• _WHAT THIS TASK INVOLVES_: Filter this material down to the lines that contain the string "icon", and return those lines.

• _DATA_:

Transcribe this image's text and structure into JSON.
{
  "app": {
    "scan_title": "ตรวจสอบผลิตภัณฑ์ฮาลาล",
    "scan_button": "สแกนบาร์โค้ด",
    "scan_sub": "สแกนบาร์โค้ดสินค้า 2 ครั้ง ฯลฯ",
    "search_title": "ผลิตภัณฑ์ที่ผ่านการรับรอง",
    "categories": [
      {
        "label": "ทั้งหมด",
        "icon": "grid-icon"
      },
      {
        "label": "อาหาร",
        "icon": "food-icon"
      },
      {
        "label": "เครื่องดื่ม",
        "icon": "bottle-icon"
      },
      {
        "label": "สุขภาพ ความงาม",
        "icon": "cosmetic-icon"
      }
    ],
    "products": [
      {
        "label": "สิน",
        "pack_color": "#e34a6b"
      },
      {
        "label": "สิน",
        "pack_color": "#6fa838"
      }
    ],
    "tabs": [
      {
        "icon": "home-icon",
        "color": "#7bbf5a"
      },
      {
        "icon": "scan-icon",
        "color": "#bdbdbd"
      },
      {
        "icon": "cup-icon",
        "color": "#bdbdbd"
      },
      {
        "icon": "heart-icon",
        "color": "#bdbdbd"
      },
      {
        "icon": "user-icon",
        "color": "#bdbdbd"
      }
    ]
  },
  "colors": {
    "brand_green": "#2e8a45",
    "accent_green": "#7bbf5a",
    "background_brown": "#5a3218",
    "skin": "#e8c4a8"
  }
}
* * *
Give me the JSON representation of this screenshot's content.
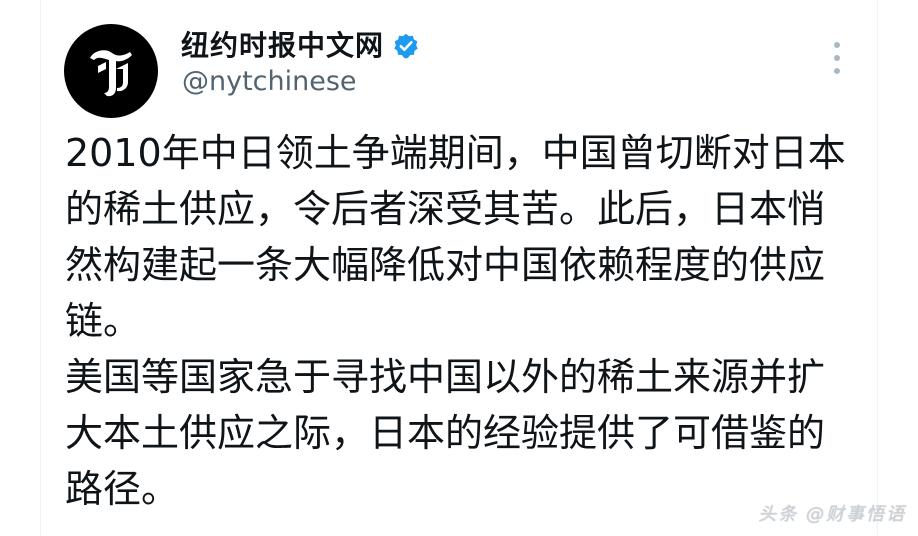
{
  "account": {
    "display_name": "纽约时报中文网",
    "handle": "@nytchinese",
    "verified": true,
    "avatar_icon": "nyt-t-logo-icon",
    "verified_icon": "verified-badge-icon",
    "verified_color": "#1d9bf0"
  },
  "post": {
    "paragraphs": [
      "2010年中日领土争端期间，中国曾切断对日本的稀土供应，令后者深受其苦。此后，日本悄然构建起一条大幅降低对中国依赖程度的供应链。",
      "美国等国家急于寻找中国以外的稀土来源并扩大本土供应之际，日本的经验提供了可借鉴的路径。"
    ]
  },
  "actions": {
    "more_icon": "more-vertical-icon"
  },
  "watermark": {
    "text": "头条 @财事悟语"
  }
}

• _ANSWER AREA_:
        "icon": "grid-icon"
        "icon": "food-icon"
        "icon": "bottle-icon"
        "icon": "cosmetic-icon"
        "icon": "home-icon",
        "icon": "scan-icon",
        "icon": "cup-icon",
        "icon": "heart-icon",
        "icon": "user-icon",
    "avatar_icon": "nyt-t-logo-icon",
    "verified_icon": "verified-badge-icon",
    "more_icon": "more-vertical-icon"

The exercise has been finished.